Start of Extracted records

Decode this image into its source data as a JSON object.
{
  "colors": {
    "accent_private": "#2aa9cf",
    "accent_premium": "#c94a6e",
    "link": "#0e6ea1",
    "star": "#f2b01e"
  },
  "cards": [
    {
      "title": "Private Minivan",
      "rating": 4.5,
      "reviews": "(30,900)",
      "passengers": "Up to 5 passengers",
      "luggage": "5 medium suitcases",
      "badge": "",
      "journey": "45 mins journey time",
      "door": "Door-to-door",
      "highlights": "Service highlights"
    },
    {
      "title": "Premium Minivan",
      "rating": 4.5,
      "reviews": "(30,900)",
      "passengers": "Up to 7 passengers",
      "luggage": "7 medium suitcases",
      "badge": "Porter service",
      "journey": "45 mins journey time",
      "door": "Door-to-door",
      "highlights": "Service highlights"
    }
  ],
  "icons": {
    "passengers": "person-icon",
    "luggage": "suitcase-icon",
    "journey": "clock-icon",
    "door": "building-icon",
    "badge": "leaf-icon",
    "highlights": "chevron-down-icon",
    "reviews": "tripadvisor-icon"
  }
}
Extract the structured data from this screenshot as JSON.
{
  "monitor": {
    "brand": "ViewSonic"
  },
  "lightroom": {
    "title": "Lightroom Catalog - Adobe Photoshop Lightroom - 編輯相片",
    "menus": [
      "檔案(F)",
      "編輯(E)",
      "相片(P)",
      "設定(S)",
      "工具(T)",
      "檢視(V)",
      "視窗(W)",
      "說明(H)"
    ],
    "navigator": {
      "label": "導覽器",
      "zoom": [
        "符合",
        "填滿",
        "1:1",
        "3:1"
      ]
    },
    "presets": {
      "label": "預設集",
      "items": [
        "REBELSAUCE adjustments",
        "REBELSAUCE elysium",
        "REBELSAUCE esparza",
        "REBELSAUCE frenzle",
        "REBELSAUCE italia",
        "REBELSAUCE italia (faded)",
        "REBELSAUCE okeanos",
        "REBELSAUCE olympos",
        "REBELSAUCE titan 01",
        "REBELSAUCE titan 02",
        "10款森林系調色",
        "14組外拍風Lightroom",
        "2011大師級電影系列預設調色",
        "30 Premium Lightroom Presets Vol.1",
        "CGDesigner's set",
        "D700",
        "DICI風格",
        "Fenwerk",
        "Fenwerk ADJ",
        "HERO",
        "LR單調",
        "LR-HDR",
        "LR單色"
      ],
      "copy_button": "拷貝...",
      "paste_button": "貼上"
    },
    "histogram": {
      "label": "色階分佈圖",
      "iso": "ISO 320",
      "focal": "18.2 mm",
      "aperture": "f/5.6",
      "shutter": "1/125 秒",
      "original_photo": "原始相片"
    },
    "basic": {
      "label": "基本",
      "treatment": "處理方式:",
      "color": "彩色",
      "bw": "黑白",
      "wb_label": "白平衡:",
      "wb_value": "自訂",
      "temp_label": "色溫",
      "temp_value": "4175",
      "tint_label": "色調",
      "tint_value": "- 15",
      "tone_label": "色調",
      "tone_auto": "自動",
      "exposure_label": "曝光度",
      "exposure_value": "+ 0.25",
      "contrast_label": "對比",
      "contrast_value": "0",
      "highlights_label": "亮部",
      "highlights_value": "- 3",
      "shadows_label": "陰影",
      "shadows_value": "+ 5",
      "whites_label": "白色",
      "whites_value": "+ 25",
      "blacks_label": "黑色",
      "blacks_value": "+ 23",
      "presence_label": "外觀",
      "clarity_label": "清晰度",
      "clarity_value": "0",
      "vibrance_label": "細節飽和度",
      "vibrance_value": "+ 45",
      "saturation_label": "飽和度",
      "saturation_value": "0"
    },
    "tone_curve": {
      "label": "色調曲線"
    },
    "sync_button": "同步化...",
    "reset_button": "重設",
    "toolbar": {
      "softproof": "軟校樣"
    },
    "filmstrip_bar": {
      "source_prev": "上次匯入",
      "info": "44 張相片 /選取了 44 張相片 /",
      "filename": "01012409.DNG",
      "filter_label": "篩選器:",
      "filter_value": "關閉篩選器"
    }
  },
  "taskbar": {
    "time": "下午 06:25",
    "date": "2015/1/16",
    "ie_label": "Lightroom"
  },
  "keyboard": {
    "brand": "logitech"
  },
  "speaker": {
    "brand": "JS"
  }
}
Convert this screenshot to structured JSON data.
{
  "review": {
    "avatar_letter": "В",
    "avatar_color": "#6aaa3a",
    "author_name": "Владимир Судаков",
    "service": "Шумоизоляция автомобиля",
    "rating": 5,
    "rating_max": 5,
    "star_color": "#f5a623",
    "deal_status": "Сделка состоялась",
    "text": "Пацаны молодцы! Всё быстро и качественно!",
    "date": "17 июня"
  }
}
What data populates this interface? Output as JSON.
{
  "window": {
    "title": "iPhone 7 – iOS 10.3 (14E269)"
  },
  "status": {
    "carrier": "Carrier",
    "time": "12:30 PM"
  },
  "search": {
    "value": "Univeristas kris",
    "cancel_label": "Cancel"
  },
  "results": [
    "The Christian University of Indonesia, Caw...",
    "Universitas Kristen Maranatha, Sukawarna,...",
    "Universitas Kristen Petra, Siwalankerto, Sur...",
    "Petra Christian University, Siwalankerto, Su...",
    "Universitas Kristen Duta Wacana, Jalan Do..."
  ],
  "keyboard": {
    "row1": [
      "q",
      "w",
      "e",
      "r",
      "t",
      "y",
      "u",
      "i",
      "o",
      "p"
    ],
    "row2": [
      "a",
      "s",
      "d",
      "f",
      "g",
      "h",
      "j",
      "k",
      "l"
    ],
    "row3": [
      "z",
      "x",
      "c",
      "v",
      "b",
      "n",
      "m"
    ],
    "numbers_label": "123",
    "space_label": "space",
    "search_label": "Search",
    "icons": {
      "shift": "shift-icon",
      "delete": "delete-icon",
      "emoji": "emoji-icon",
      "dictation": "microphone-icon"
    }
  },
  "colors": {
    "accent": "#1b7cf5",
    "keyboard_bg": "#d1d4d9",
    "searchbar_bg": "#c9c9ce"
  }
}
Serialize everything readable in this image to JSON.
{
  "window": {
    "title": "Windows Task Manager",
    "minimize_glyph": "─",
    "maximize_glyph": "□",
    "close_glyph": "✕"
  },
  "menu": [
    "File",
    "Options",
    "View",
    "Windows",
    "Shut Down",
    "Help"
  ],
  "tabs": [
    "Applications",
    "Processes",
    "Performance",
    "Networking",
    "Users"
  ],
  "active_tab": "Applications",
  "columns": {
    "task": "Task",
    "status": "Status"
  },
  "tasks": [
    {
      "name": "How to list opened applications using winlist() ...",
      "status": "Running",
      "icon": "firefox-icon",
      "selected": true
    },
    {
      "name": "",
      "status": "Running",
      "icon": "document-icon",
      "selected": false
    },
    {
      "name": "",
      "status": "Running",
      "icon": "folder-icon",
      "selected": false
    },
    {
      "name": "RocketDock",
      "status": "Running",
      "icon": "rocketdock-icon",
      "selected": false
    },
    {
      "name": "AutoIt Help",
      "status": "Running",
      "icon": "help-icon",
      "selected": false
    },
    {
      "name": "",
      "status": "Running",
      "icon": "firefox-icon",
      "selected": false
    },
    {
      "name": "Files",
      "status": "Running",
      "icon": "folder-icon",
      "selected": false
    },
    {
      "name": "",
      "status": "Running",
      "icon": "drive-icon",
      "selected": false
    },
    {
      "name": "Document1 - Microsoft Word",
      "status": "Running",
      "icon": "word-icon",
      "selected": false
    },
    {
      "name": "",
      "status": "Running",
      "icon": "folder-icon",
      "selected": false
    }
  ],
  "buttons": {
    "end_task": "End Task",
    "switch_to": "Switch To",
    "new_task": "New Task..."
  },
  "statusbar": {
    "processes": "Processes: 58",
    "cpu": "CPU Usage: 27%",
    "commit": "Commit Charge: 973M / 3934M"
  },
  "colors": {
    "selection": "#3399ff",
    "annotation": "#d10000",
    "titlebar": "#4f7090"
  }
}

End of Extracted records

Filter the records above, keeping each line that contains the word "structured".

:: Answer space ::
Extract the structured data from this screenshot as JSON.
Convert this screenshot to structured JSON data.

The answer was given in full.